2. Place these triangles into the chair. The tips should converge in the middle of the back of the chair. Cut them so they meet there nicely. As you will see, due to the spherical nature of the chair, you will have some spaces of emptiness that look like the petals of a flower. Using newspaper, trace the shape of this empty section.
3. Using your stencil, cut out five foam "petals" (see picture 3).
4. Sew these foam petals to the sides of each triangle, creating a spherical foam dome. Just use regular cotton thread and a needle. The final product should look like picture 4. You can see the petals come together to make a flower! That's how you know you've done it right.
5. Now, although it sounds counter intuitive, cut this foam structure into five pieces again. This time, cut them exactly down the middle of each petal. You may, rightly so, be asking why we started with five pieces, created a foam dome, and then cut it up again. You can't effectively cover the dome with fabric like this (and you have to cover the foam with fabric before putting it in the chair), and you need even pieces that will just slide into place when you put them into the chair.
Step 9: Applying Fabric
Adding the POP of color for your WOW factor!
1. Lay the five pieces of foam (from the previous step) onto your fabric. Draw an outline about 2 inches wider than the foam onto the fabric, and cut it out.
2. Remember you are covering the concave portion of your foam (you will see the curve still even after you cut the foam into the five pieces) so make sure you put the fabric on the correct side.
3. Spray the tip of the foam with spray adhesive, and apply the tip of the fabric. Secure this.

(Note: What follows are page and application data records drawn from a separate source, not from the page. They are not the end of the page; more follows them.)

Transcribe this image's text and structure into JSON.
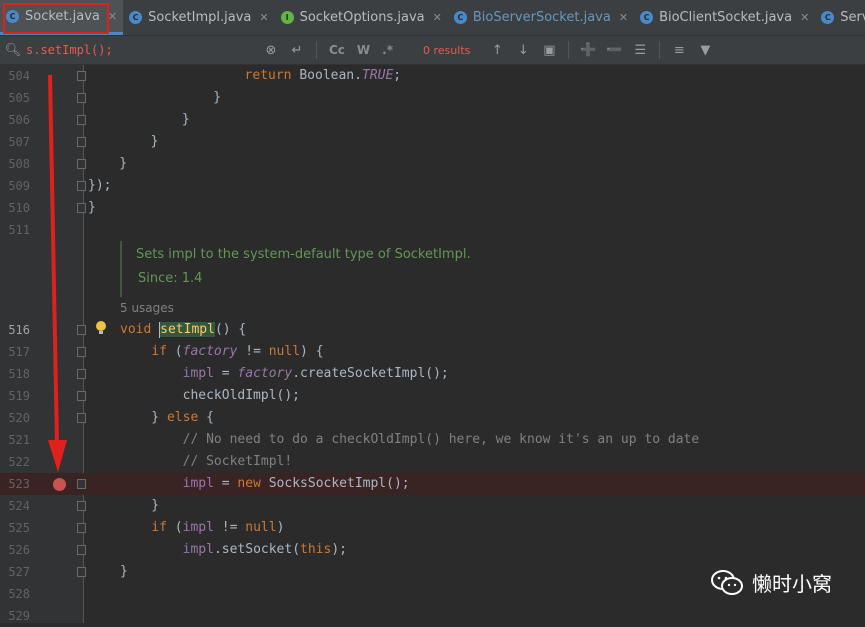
{
  "tabs": [
    {
      "name": "Socket.java",
      "icon": "C",
      "color": "#4a88c7",
      "active": true,
      "name_color": "normal"
    },
    {
      "name": "SocketImpl.java",
      "icon": "C",
      "color": "#4a88c7",
      "active": false,
      "name_color": "normal"
    },
    {
      "name": "SocketOptions.java",
      "icon": "I",
      "color": "#62b543",
      "active": false,
      "name_color": "normal"
    },
    {
      "name": "BioServerSocket.java",
      "icon": "C",
      "color": "#4a88c7",
      "active": false,
      "name_color": "blue"
    },
    {
      "name": "BioClientSocket.java",
      "icon": "C",
      "color": "#4a88c7",
      "active": false,
      "name_color": "normal"
    },
    {
      "name": "ServerSocket.ja",
      "icon": "C",
      "color": "#4a88c7",
      "active": false,
      "name_color": "normal"
    }
  ],
  "search": {
    "query": "s.setImpl();",
    "results": "0 results",
    "match_case": "Cc",
    "words": "W",
    "regex": ".*"
  },
  "editor": {
    "lines": [
      {
        "num": "504",
        "code": "                    return Boolean.TRUE;"
      },
      {
        "num": "505",
        "code": "                }"
      },
      {
        "num": "506",
        "code": "            }"
      },
      {
        "num": "507",
        "code": "        }"
      },
      {
        "num": "508",
        "code": "    }"
      },
      {
        "num": "509",
        "code": "});"
      },
      {
        "num": "510",
        "code": "}"
      },
      {
        "num": "511",
        "code": ""
      },
      {
        "num": "516",
        "code": "void setImpl() {"
      },
      {
        "num": "517",
        "code": "    if (factory != null) {"
      },
      {
        "num": "518",
        "code": "        impl = factory.createSocketImpl();"
      },
      {
        "num": "519",
        "code": "        checkOldImpl();"
      },
      {
        "num": "520",
        "code": "    } else {"
      },
      {
        "num": "521",
        "code": "        // No need to do a checkOldImpl() here, we know it's an up to date"
      },
      {
        "num": "522",
        "code": "        // SocketImpl!"
      },
      {
        "num": "523",
        "code": "        impl = new SocksSocketImpl();"
      },
      {
        "num": "524",
        "code": "    }"
      },
      {
        "num": "525",
        "code": "    if (impl != null)"
      },
      {
        "num": "526",
        "code": "        impl.setSocket(this);"
      },
      {
        "num": "527",
        "code": "}"
      },
      {
        "num": "528",
        "code": ""
      },
      {
        "num": "529",
        "code": ""
      }
    ],
    "doc_text": "Sets impl to the system-default type of SocketImpl.",
    "doc_since": "Since: 1.4",
    "usages": "5 usages",
    "breakpoint_line": "523",
    "current_line": "516"
  },
  "watermark": "懒时小窝",
  "colors": {
    "arrow": "#e0201b",
    "breakpoint": "#c75450",
    "tab_highlight": "#e0201b"
  }
}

4. Spray halfway down on the foam, and smooth the fabric onto this section. Next spray the rest of the foam and apply the rest of the fabric, and smooth out the wrinkles. Make sure you spray the adhesive on in patches, as it dries relatively quickly, and you don't want to be rushed laying the fabric on the foam. Note: Spray the adhesive on the foam and NOT the fabric. It leaves a white residue, and will stain the fabric if you spray it directly onto it.
5. Once the front is covered, flip the foam pieces over, so the fabric is on the ground and the foam backside is face up. Spray the long sides of the pieces and fold the fabric up. Make nice tight, clean, crisp edges!
6. Now you are going to do the edge of the piece that will face outward from the chair. The base of the triangular foam pieces. Spray the adhesive and fold the fabric up. You will notice that you are left with "wings" on both sides of the front, fold these wings towards the longer side of the foam piece and adhere them. This will create a little bump, but this will be sandwiched between all of the leafs, so you won't see it.
Make sure you apply enough adhesive. If you don't the fabric will pop up and create bubbles.
Do this OUTSIDE... the spray adhesive gets EVERYWHERE... trust me.
Step 10: Fabric Piping
This step will really put the PRO in professional looking product.
1. Spray the inside of your chair with adhesive. Starting at the bottom, put in your fabric covered foam pads, SYMMETRICALLY.
2. Measure the circumference of the entrance of your chair, and cut the fabric piping to the proper size.
3. Measure a proper sized strip of fabric to cover the piping.
4. Sew the fabric around the piping AS TIGHTLY AS POSSIBLE.
5. Cut away the excess fabric. Glue the piping into place with hot glue. Ensure your seam is facing the inside of the chair so it won't be seen.
Step 11: FINALLY YOU ARE DONE!
CONGRATS... YOU FINISHED! Call over you kid, or your dog, or your friend. Let them test out your new masterpiece. Enjoy the room inside the room!